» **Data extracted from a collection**
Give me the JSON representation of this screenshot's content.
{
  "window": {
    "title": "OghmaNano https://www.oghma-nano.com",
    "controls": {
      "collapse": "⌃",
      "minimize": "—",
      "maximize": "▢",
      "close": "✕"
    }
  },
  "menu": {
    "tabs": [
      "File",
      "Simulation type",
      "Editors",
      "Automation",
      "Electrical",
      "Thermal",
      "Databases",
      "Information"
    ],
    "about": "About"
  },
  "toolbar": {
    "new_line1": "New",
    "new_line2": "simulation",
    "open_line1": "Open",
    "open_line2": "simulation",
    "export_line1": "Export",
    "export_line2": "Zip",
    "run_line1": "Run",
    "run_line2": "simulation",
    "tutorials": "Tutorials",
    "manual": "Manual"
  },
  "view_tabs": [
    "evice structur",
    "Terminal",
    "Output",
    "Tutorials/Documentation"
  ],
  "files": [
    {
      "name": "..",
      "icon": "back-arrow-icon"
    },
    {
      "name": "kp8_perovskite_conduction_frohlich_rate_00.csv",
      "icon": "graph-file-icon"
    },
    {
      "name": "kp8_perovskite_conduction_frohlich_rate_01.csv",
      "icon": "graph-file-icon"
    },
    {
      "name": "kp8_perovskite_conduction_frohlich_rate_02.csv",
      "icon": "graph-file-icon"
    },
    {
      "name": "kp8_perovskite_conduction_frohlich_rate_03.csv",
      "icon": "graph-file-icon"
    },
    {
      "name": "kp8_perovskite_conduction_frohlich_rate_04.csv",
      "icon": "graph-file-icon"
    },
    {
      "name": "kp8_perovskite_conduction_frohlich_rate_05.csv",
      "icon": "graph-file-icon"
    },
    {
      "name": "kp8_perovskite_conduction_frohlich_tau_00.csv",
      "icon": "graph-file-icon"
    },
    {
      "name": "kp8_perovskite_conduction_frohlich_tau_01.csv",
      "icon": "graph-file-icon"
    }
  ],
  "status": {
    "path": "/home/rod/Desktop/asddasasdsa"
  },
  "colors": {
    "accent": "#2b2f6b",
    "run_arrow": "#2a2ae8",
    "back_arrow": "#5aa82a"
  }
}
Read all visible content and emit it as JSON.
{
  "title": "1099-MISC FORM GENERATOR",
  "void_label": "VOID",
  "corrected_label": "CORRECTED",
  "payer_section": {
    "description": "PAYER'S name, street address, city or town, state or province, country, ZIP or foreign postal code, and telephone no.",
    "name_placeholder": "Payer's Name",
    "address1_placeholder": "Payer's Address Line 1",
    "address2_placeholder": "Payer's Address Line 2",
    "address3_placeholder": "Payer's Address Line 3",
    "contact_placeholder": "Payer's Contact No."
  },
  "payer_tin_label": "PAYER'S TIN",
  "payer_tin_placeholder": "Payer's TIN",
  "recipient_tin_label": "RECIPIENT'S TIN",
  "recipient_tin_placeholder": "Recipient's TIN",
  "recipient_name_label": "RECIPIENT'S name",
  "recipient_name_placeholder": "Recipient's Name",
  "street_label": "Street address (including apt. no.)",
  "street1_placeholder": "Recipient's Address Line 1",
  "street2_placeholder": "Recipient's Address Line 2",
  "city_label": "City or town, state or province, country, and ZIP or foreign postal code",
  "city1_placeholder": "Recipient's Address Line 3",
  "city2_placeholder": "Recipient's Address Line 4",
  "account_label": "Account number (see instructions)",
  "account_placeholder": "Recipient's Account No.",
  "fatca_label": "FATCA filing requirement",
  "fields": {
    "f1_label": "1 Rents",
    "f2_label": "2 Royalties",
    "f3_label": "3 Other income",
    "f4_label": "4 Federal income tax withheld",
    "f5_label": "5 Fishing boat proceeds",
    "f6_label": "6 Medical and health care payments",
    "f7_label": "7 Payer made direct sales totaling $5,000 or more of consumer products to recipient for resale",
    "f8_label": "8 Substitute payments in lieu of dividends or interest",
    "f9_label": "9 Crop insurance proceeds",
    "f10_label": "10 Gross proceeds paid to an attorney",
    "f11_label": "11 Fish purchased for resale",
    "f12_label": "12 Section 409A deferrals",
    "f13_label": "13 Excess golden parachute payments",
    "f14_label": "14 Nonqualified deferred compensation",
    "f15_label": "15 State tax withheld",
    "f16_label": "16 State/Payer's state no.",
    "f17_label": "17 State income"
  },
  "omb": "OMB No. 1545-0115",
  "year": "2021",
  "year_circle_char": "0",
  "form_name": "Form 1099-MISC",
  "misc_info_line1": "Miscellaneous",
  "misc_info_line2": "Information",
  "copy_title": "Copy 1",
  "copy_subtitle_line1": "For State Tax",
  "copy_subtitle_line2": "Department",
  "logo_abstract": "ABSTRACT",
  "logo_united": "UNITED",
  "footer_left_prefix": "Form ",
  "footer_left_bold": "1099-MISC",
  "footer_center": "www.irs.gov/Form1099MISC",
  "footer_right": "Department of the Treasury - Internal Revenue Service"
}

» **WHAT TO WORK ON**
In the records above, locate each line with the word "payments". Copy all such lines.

» **THE COMPLETED TASK**
    "f6_label": "6 Medical and health care payments",
    "f8_label": "8 Substitute payments in lieu of dividends or interest",
    "f13_label": "13 Excess golden parachute payments",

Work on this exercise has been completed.